Chapter 8: Learner-led learning circles to share apps and tips

Learning circles and informal workshops focused on cellphone use and useful apps can be incorporated into programs, providing opportunities for learners to take on leadership roles and serving as an outreach activity. They can take place weekly at scheduled times over a period of six to eight weeks. Learn more about the approach in the context of U.S.-based adult basic education programs.

Learners who rely on their smartphones and have figured out some savvy strategies to keep costs low, remain secure and troubleshoot might be interested in leading informal workshops for others. You might simply need to provide some space and the opportunity to encourage the sharing of strategies and information. When speaking with a group of learners as part of a research project, we learned that a group of students had some very clear ideas about what they would like to learn in relation to technology in their lives.

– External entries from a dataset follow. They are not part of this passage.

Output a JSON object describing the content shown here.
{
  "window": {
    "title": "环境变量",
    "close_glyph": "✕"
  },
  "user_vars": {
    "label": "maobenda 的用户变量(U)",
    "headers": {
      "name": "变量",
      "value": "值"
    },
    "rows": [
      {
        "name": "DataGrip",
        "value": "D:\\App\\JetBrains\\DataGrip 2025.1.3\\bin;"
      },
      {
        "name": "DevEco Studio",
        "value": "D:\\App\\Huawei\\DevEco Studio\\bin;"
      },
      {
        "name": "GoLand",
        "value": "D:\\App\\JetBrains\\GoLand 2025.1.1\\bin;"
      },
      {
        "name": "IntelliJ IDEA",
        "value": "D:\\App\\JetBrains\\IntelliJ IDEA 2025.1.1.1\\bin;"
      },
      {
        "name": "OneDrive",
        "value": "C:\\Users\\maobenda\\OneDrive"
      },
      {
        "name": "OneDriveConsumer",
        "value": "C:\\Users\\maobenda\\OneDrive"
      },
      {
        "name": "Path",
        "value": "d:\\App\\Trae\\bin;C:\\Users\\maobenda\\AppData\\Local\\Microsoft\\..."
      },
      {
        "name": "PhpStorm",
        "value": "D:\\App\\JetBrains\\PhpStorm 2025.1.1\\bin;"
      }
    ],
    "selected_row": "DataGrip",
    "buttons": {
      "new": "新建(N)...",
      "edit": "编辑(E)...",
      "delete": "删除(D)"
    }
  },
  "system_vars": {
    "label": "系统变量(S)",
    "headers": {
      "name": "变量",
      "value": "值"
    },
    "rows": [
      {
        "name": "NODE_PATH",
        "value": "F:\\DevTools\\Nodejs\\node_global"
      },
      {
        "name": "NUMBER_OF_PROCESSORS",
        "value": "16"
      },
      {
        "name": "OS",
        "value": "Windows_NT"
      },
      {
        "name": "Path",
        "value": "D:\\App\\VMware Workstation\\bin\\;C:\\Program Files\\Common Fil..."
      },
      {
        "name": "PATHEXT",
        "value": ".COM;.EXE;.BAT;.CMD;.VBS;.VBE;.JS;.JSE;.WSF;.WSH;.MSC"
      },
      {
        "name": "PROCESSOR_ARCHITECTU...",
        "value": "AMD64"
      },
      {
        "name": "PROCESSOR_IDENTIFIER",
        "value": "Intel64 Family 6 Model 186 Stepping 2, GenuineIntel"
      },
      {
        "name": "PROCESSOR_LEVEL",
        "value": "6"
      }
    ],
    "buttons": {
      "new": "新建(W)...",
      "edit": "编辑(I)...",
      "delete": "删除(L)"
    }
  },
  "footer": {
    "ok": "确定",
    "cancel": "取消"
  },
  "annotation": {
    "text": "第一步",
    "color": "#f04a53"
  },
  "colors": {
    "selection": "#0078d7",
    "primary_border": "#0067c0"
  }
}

Talking to students about the ways they use their devices at home and their technology concerns could help when developing new workshops and courses. It also makes sense to build on the technology knowledge and skills that learners have developed using their smartphones.

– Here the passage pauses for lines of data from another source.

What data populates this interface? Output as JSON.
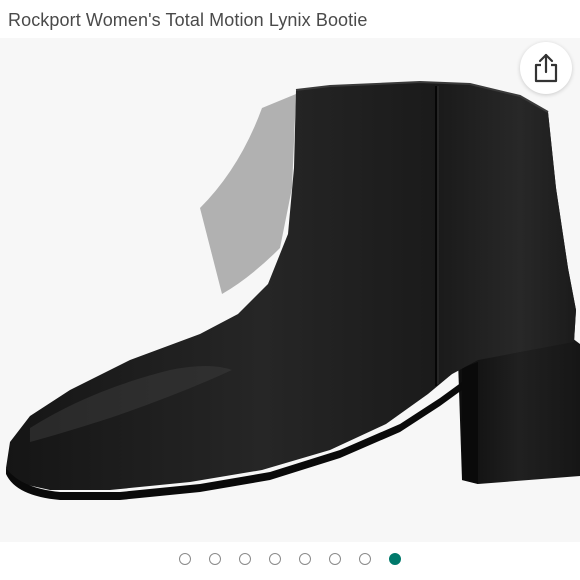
{
  "product": {
    "title": "Rockport Women's Total Motion Lynix Bootie"
  },
  "image": {
    "description_icon": "boot-image"
  },
  "share": {
    "icon": "share-icon"
  },
  "carousel": {
    "total_images": 8,
    "active_index": 8,
    "active_color": "#00796b",
    "inactive_color": "#8a8a8a"
  },
  "colors": {
    "title_text": "#4a4a4a",
    "image_background": "#f7f7f7",
    "boot": "#1a1a1a"
  }
}
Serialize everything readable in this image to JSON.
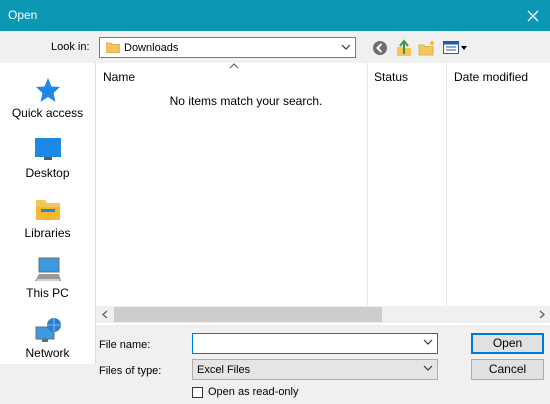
{
  "window": {
    "title": "Open",
    "close_glyph": "✕"
  },
  "lookin": {
    "label": "Look in:",
    "value": "Downloads"
  },
  "toolbar": {
    "icons": [
      "back-icon",
      "up-folder-icon",
      "new-folder-icon",
      "view-menu-icon"
    ]
  },
  "places": [
    {
      "label": "Quick access",
      "icon": "star-icon"
    },
    {
      "label": "Desktop",
      "icon": "desktop-icon"
    },
    {
      "label": "Libraries",
      "icon": "libraries-icon"
    },
    {
      "label": "This PC",
      "icon": "computer-icon"
    },
    {
      "label": "Network",
      "icon": "network-icon"
    }
  ],
  "filelist": {
    "columns": [
      "Name",
      "Status",
      "Date modified"
    ],
    "empty_message": "No items match your search."
  },
  "form": {
    "filename_label": "File name:",
    "filename_value": "",
    "filetype_label": "Files of type:",
    "filetype_value": "Excel Files",
    "readonly_label": "Open as read-only",
    "readonly_checked": false
  },
  "buttons": {
    "open": "Open",
    "cancel": "Cancel"
  },
  "colors": {
    "titlebar": "#0c97b4",
    "accent": "#0078d7"
  }
}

Students discuss security and troubleshooting

A group of students in one program discussed the importance of learning how to protect themselves from fraud and manipulation when online. The conversation started when one student recalled the experiences of another student, an older woman who was learning to use a computer for the first time.

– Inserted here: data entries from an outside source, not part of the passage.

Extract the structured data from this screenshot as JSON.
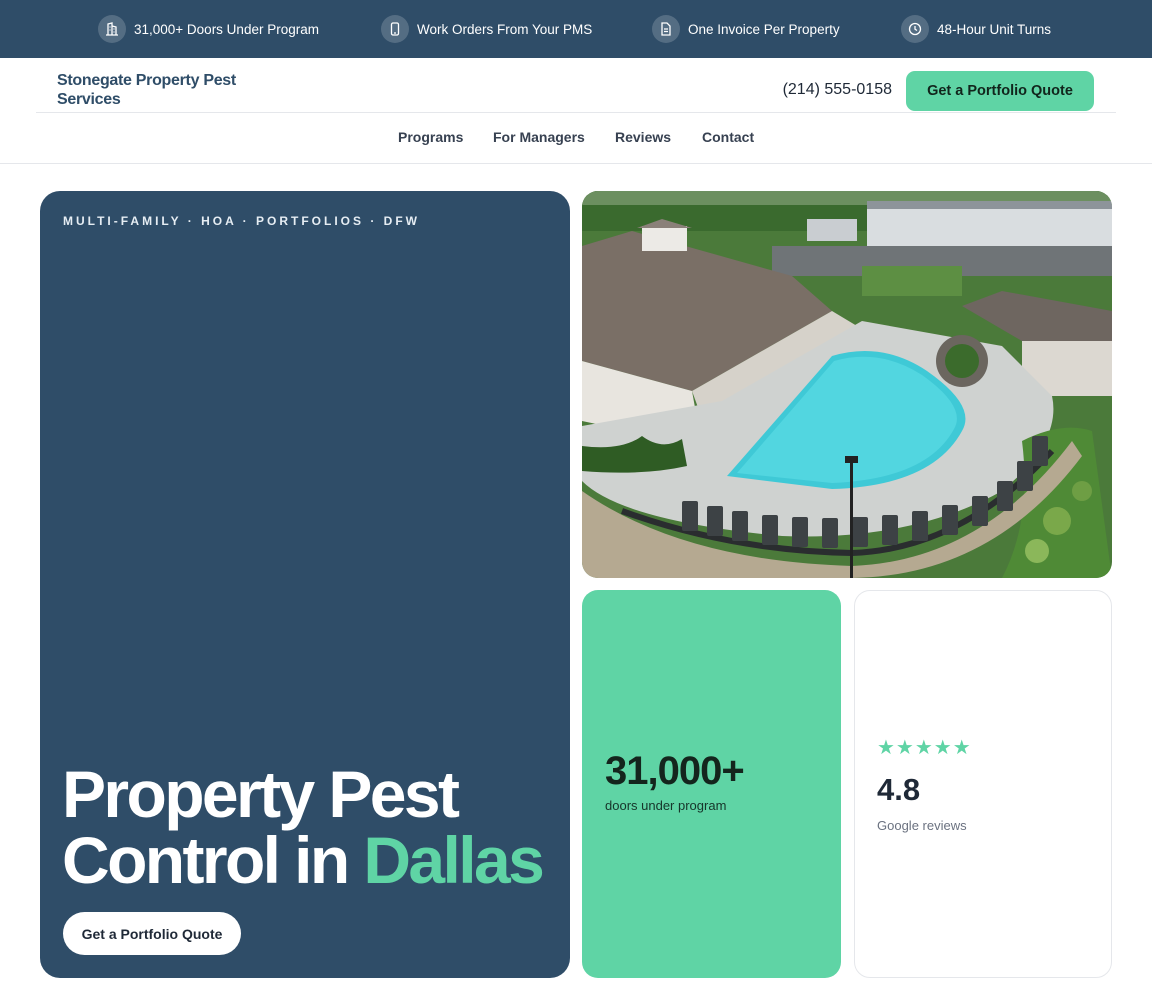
{
  "topbar": {
    "items": [
      {
        "label": "31,000+ Doors Under Program",
        "icon": "building-icon"
      },
      {
        "label": "Work Orders From Your PMS",
        "icon": "phone-icon"
      },
      {
        "label": "One Invoice Per Property",
        "icon": "invoice-icon"
      },
      {
        "label": "48-Hour Unit Turns",
        "icon": "clock-icon"
      }
    ]
  },
  "header": {
    "brand": "Stonegate Property Pest Services",
    "phone": "(214) 555-0158",
    "cta_label": "Get a Portfolio Quote"
  },
  "nav": {
    "items": [
      "Programs",
      "For Managers",
      "Reviews",
      "Contact"
    ]
  },
  "hero": {
    "eyebrow": "MULTI-FAMILY · HOA · PORTFOLIOS · DFW",
    "title_main": "Property Pest Control in ",
    "title_accent": "Dallas",
    "cta_label": "Get a Portfolio Quote"
  },
  "stats": {
    "doors_value": "31,000+",
    "doors_label": "doors under program"
  },
  "reviews": {
    "stars": "★★★★★",
    "rating": "4.8",
    "label": "Google reviews"
  },
  "colors": {
    "brand_navy": "#2f4d68",
    "accent_mint": "#5fd4a5"
  }
}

I feel for that woman. She has absolutely no skill level. The first thing they are teaching her is how to log on and off, but what she also needs to learn is about viruses and nefarious sites. People need to learn how not to be a victim of fraudulent and nefarious programs. All of a sudden, everything you’ve ever worked for is going to someone. They have armies of people trying to steal our information.

Another student started to share his knowledge about various add-ons and applications he has learned to use to protect his computer and online activity. People need to protect against hacking, he explained, recommending NoScript, an extension to avoid pop-up ads and malicious viruses. He also suggested that people need to learn how to clear their cache regularly. 

Both then discussed how they have learned to deal with viruses and accumulated malware. One mentioned the use of a FixMeStick. The other discussed how to find a trustworthy technician when nothing else seems to work.

A third student then explained that he never used to worry about someone taking his information until the day he became the victim of debit card theft while purchasing gas. He had $1,500 stolen, which was returned to him by his bank, but he is now much more cautious.

They then discussed the usefulness of learning to do more precise searches using AND, OR and quotation marks. Two agreed this would be very useful to learn. People need to be wary when spending too much time with technology, particularly when gaming, added a younger student. It’s also important to learn about healthy tech use and to recognize when teens and young adults could be running into problems.